Start of INPUT MATERIAL
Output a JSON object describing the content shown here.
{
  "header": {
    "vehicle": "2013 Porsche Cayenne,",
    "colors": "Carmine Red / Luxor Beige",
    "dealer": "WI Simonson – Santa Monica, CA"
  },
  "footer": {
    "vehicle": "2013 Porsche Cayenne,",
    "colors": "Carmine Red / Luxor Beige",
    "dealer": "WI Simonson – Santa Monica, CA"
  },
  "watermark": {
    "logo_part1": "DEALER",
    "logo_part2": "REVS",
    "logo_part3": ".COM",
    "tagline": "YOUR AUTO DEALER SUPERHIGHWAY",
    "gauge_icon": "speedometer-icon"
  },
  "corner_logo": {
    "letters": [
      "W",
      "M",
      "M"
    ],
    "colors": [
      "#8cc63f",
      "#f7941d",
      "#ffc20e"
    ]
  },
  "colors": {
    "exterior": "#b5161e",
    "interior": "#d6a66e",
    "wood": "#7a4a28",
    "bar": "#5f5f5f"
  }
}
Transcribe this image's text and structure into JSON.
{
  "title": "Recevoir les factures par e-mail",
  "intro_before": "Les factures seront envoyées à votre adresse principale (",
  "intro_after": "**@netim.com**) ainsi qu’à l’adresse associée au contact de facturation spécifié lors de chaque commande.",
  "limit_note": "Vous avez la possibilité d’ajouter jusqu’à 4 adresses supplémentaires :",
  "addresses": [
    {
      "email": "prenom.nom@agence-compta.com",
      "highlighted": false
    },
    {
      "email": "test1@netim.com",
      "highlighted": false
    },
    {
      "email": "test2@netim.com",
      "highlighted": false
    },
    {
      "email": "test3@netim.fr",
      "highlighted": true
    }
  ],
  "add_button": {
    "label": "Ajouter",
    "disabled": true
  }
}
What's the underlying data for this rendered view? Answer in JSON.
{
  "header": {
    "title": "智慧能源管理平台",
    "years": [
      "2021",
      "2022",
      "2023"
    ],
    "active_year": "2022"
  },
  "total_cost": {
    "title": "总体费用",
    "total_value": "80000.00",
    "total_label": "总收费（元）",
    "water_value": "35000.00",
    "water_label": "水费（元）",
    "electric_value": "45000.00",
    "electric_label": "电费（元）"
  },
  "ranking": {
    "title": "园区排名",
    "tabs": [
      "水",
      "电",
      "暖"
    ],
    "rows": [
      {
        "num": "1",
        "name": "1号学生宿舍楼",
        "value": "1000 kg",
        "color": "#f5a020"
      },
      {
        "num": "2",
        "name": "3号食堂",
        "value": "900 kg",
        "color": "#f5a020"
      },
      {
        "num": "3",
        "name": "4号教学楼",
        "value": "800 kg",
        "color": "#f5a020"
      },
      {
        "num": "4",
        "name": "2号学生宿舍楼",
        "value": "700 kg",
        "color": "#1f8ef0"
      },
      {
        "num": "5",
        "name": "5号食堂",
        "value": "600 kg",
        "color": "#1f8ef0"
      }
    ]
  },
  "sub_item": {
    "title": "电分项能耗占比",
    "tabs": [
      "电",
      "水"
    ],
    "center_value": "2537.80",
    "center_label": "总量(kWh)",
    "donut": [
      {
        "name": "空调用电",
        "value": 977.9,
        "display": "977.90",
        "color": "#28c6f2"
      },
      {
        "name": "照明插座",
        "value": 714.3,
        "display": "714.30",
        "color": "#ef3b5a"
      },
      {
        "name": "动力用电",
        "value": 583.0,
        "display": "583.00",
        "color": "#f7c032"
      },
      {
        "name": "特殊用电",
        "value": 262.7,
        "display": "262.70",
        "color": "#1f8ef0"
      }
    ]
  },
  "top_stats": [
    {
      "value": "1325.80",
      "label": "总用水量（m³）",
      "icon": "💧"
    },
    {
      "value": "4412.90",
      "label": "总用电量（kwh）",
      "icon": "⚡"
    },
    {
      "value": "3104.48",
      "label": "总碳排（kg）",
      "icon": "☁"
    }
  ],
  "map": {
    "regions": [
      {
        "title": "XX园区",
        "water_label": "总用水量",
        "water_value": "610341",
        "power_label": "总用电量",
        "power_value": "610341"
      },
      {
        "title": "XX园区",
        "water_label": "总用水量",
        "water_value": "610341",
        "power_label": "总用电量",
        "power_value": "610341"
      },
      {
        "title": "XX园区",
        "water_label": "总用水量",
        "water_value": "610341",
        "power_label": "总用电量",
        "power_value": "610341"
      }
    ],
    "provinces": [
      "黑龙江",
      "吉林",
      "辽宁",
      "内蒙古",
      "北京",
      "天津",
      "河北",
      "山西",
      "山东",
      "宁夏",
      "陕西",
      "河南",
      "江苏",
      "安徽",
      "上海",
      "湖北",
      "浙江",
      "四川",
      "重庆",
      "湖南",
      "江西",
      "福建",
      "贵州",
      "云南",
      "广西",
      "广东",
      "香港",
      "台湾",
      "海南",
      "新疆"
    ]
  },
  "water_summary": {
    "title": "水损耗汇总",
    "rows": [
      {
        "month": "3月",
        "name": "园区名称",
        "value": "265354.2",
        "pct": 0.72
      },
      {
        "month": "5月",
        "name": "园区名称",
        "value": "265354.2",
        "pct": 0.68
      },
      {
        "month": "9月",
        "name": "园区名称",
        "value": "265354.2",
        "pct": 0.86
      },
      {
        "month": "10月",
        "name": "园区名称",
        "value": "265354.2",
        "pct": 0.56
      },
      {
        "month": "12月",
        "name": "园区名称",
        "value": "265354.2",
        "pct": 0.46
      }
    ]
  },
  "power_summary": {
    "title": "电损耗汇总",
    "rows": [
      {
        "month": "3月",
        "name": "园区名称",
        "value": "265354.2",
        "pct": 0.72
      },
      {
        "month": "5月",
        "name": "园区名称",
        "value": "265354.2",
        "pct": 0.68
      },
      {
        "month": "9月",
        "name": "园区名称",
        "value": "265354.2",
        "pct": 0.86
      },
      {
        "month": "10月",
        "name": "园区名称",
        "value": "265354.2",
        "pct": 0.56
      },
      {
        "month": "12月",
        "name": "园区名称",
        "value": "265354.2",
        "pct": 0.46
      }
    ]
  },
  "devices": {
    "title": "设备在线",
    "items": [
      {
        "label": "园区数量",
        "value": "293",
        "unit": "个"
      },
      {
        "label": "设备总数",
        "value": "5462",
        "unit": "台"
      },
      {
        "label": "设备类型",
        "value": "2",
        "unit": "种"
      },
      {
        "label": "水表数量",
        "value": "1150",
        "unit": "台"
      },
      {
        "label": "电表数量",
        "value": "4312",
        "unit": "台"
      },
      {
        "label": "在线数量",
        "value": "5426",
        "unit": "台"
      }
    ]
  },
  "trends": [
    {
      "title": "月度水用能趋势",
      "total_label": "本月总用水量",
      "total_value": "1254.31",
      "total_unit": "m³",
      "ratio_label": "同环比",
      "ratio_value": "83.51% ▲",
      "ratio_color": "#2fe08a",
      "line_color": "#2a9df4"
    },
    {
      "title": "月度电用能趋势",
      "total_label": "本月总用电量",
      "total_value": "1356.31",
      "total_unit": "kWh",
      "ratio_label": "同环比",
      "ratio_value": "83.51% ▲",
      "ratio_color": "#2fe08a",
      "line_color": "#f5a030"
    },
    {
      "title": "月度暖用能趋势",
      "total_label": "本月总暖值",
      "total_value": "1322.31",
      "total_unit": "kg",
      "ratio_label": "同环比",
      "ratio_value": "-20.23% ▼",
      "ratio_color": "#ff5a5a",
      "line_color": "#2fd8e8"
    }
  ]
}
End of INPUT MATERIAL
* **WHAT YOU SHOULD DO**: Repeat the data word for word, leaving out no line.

* **RESPONSE AREA**:
Output a JSON object describing the content shown here.
{
  "header": {
    "vehicle": "2013 Porsche Cayenne,",
    "colors": "Carmine Red / Luxor Beige",
    "dealer": "WI Simonson – Santa Monica, CA"
  },
  "footer": {
    "vehicle": "2013 Porsche Cayenne,",
    "colors": "Carmine Red / Luxor Beige",
    "dealer": "WI Simonson – Santa Monica, CA"
  },
  "watermark": {
    "logo_part1": "DEALER",
    "logo_part2": "REVS",
    "logo_part3": ".COM",
    "tagline": "YOUR AUTO DEALER SUPERHIGHWAY",
    "gauge_icon": "speedometer-icon"
  },
  "corner_logo": {
    "letters": [
      "W",
      "M",
      "M"
    ],
    "colors": [
      "#8cc63f",
      "#f7941d",
      "#ffc20e"
    ]
  },
  "colors": {
    "exterior": "#b5161e",
    "interior": "#d6a66e",
    "wood": "#7a4a28",
    "bar": "#5f5f5f"
  }
}
Transcribe this image's text and structure into JSON.
{
  "title": "Recevoir les factures par e-mail",
  "intro_before": "Les factures seront envoyées à votre adresse principale (",
  "intro_after": "**@netim.com**) ainsi qu’à l’adresse associée au contact de facturation spécifié lors de chaque commande.",
  "limit_note": "Vous avez la possibilité d’ajouter jusqu’à 4 adresses supplémentaires :",
  "addresses": [
    {
      "email": "prenom.nom@agence-compta.com",
      "highlighted": false
    },
    {
      "email": "test1@netim.com",
      "highlighted": false
    },
    {
      "email": "test2@netim.com",
      "highlighted": false
    },
    {
      "email": "test3@netim.fr",
      "highlighted": true
    }
  ],
  "add_button": {
    "label": "Ajouter",
    "disabled": true
  }
}
What's the underlying data for this rendered view? Answer in JSON.
{
  "header": {
    "title": "智慧能源管理平台",
    "years": [
      "2021",
      "2022",
      "2023"
    ],
    "active_year": "2022"
  },
  "total_cost": {
    "title": "总体费用",
    "total_value": "80000.00",
    "total_label": "总收费（元）",
    "water_value": "35000.00",
    "water_label": "水费（元）",
    "electric_value": "45000.00",
    "electric_label": "电费（元）"
  },
  "ranking": {
    "title": "园区排名",
    "tabs": [
      "水",
      "电",
      "暖"
    ],
    "rows": [
      {
        "num": "1",
        "name": "1号学生宿舍楼",
        "value": "1000 kg",
        "color": "#f5a020"
      },
      {
        "num": "2",
        "name": "3号食堂",
        "value": "900 kg",
        "color": "#f5a020"
      },
      {
        "num": "3",
        "name": "4号教学楼",
        "value": "800 kg",
        "color": "#f5a020"
      },
      {
        "num": "4",
        "name": "2号学生宿舍楼",
        "value": "700 kg",
        "color": "#1f8ef0"
      },
      {
        "num": "5",
        "name": "5号食堂",
        "value": "600 kg",
        "color": "#1f8ef0"
      }
    ]
  },
  "sub_item": {
    "title": "电分项能耗占比",
    "tabs": [
      "电",
      "水"
    ],
    "center_value": "2537.80",
    "center_label": "总量(kWh)",
    "donut": [
      {
        "name": "空调用电",
        "value": 977.9,
        "display": "977.90",
        "color": "#28c6f2"
      },
      {
        "name": "照明插座",
        "value": 714.3,
        "display": "714.30",
        "color": "#ef3b5a"
      },
      {
        "name": "动力用电",
        "value": 583.0,
        "display": "583.00",
        "color": "#f7c032"
      },
      {
        "name": "特殊用电",
        "value": 262.7,
        "display": "262.70",
        "color": "#1f8ef0"
      }
    ]
  },
  "top_stats": [
    {
      "value": "1325.80",
      "label": "总用水量（m³）",
      "icon": "💧"
    },
    {
      "value": "4412.90",
      "label": "总用电量（kwh）",
      "icon": "⚡"
    },
    {
      "value": "3104.48",
      "label": "总碳排（kg）",
      "icon": "☁"
    }
  ],
  "map": {
    "regions": [
      {
        "title": "XX园区",
        "water_label": "总用水量",
        "water_value": "610341",
        "power_label": "总用电量",
        "power_value": "610341"
      },
      {
        "title": "XX园区",
        "water_label": "总用水量",
        "water_value": "610341",
        "power_label": "总用电量",
        "power_value": "610341"
      },
      {
        "title": "XX园区",
        "water_label": "总用水量",
        "water_value": "610341",
        "power_label": "总用电量",
        "power_value": "610341"
      }
    ],
    "provinces": [
      "黑龙江",
      "吉林",
      "辽宁",
      "内蒙古",
      "北京",
      "天津",
      "河北",
      "山西",
      "山东",
      "宁夏",
      "陕西",
      "河南",
      "江苏",
      "安徽",
      "上海",
      "湖北",
      "浙江",
      "四川",
      "重庆",
      "湖南",
      "江西",
      "福建",
      "贵州",
      "云南",
      "广西",
      "广东",
      "香港",
      "台湾",
      "海南",
      "新疆"
    ]
  },
  "water_summary": {
    "title": "水损耗汇总",
    "rows": [
      {
        "month": "3月",
        "name": "园区名称",
        "value": "265354.2",
        "pct": 0.72
      },
      {
        "month": "5月",
        "name": "园区名称",
        "value": "265354.2",
        "pct": 0.68
      },
      {
        "month": "9月",
        "name": "园区名称",
        "value": "265354.2",
        "pct": 0.86
      },
      {
        "month": "10月",
        "name": "园区名称",
        "value": "265354.2",
        "pct": 0.56
      },
      {
        "month": "12月",
        "name": "园区名称",
        "value": "265354.2",
        "pct": 0.46
      }
    ]
  },
  "power_summary": {
    "title": "电损耗汇总",
    "rows": [
      {
        "month": "3月",
        "name": "园区名称",
        "value": "265354.2",
        "pct": 0.72
      },
      {
        "month": "5月",
        "name": "园区名称",
        "value": "265354.2",
        "pct": 0.68
      },
      {
        "month": "9月",
        "name": "园区名称",
        "value": "265354.2",
        "pct": 0.86
      },
      {
        "month": "10月",
        "name": "园区名称",
        "value": "265354.2",
        "pct": 0.56
      },
      {
        "month": "12月",
        "name": "园区名称",
        "value": "265354.2",
        "pct": 0.46
      }
    ]
  },
  "devices": {
    "title": "设备在线",
    "items": [
      {
        "label": "园区数量",
        "value": "293",
        "unit": "个"
      },
      {
        "label": "设备总数",
        "value": "5462",
        "unit": "台"
      },
      {
        "label": "设备类型",
        "value": "2",
        "unit": "种"
      },
      {
        "label": "水表数量",
        "value": "1150",
        "unit": "台"
      },
      {
        "label": "电表数量",
        "value": "4312",
        "unit": "台"
      },
      {
        "label": "在线数量",
        "value": "5426",
        "unit": "台"
      }
    ]
  },
  "trends": [
    {
      "title": "月度水用能趋势",
      "total_label": "本月总用水量",
      "total_value": "1254.31",
      "total_unit": "m³",
      "ratio_label": "同环比",
      "ratio_value": "83.51% ▲",
      "ratio_color": "#2fe08a",
      "line_color": "#2a9df4"
    },
    {
      "title": "月度电用能趋势",
      "total_label": "本月总用电量",
      "total_value": "1356.31",
      "total_unit": "kWh",
      "ratio_label": "同环比",
      "ratio_value": "83.51% ▲",
      "ratio_color": "#2fe08a",
      "line_color": "#f5a030"
    },
    {
      "title": "月度暖用能趋势",
      "total_label": "本月总暖值",
      "total_value": "1322.31",
      "total_unit": "kg",
      "ratio_label": "同环比",
      "ratio_value": "-20.23% ▼",
      "ratio_color": "#ff5a5a",
      "line_color": "#2fd8e8"
    }
  ]
}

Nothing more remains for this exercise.